Post #1644 • February 19, 2014, 10:45 AM
As a painter, I keep returning to methods that make the application of material prominent. I use a lot of paint, in other words, and when working on paper I put down colors with a brush in a way that makes it obvious that colors have been put down with a brush. These methods would probably lend themselves better to abstraction, but my artistic impulses get fired up when I see something that calls out to be painted, so I end up using figurative subjects from everyday life - houses in the neighborhood, cafes where I buy a cup of coffee, drawing groups that I attend.
A lot of very smart things go on in the art world. Artists are making objects or non-objects or semi-objects that critique and interrogate and comment upon all manner of societal and political issues. I am not doing a very smart thing.

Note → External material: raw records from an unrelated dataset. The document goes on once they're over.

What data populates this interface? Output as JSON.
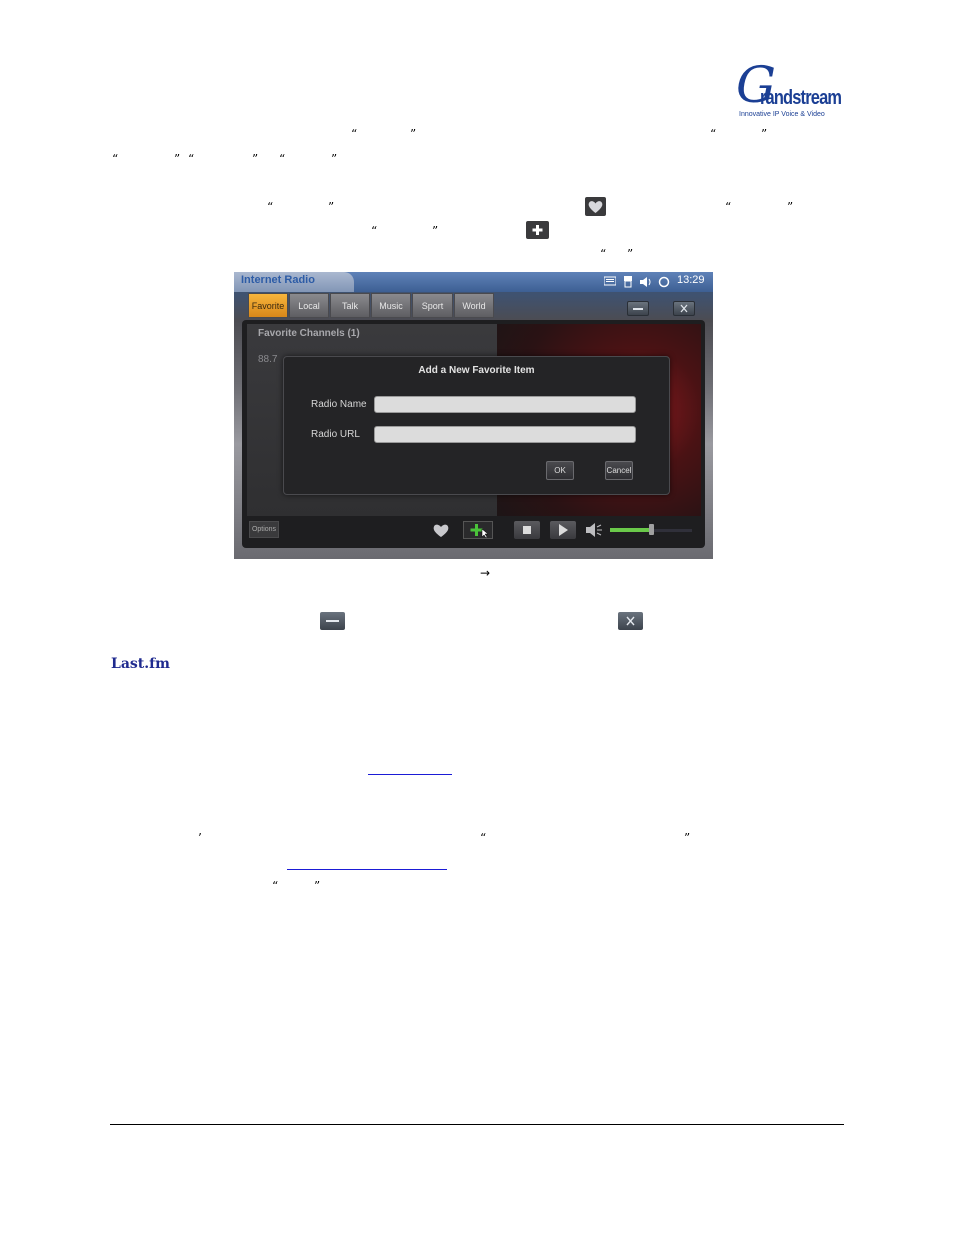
{
  "brand": {
    "logo_initial": "G",
    "logo_rest": "randstream",
    "tagline": "Innovative IP Voice & Video",
    "color": "#1b3f94"
  },
  "doc": {
    "section_heading": "Last.fm",
    "arrow_glyph": "→",
    "heading_color": "#1f2a8f",
    "link_color": "#1b1bd6"
  },
  "icons": {
    "heart": "heart-icon",
    "add": "plus-icon",
    "minimize": "minimize-icon",
    "close": "close-icon"
  },
  "screen": {
    "app_title": "Internet Radio",
    "clock": "13:29",
    "tabs": [
      {
        "label": "Favorite",
        "active": true
      },
      {
        "label": "Local",
        "active": false
      },
      {
        "label": "Talk",
        "active": false
      },
      {
        "label": "Music",
        "active": false
      },
      {
        "label": "Sport",
        "active": false
      },
      {
        "label": "World",
        "active": false
      }
    ],
    "favorites_heading": "Favorite Channels (1)",
    "favorite_item": "88.7",
    "options_label": "Options",
    "dialog": {
      "title": "Add a New Favorite Item",
      "name_label": "Radio Name",
      "name_value": "",
      "url_label": "Radio URL",
      "url_value": "",
      "ok_label": "OK",
      "cancel_label": "Cancel"
    },
    "volume_level": 0.5,
    "accent_tab_color": "#f0a030",
    "volume_color": "#6ac94a"
  }
}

Nevertheless I think I'm doing a very human thing. There's an evident link between the application of material and the state of the artist's consciousness. How that link forms is a fascinating mystery. Critics sometimes try to map this out precisely, resulting in the same kind of trifling analysis you get from graphology. But all the same, some essential, ineffable qualities of the artist get translated to the surface. It's often the artist's finer qualities, his affections, sensitivities, and more existentially lucid moments. In my case the paint reflects enthusiasm for the fact that I'm painting. Again, this is not a very smart thing, but the more smart things I see in art, the harder I want to push into intuition, instinct, and pleasure.
An old Zen saying says, "Unformed people delight in the gaudy and in novelty. Cooked people delight in the ordinary." Cooked properly, that is to say, by an attentive life. These works were painted in a simple way and are meant to be enjoyed in a simple way. I hope you do so.

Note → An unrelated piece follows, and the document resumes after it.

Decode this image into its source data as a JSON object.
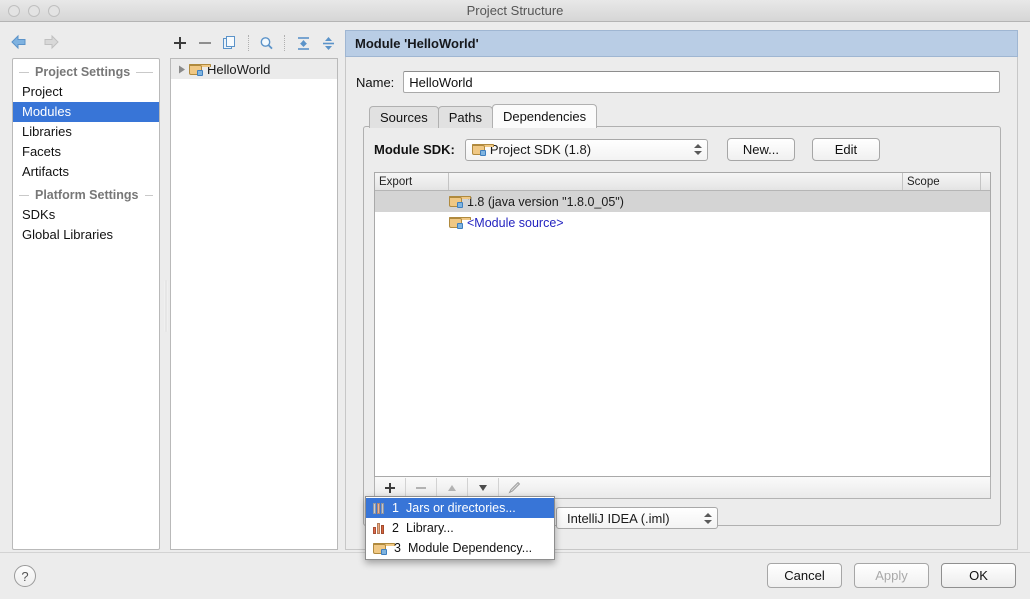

Franklin Einspruch: Placed opens 6-8 PM, February 27, 2014 at Ohio State University, Lima and runs through April 4.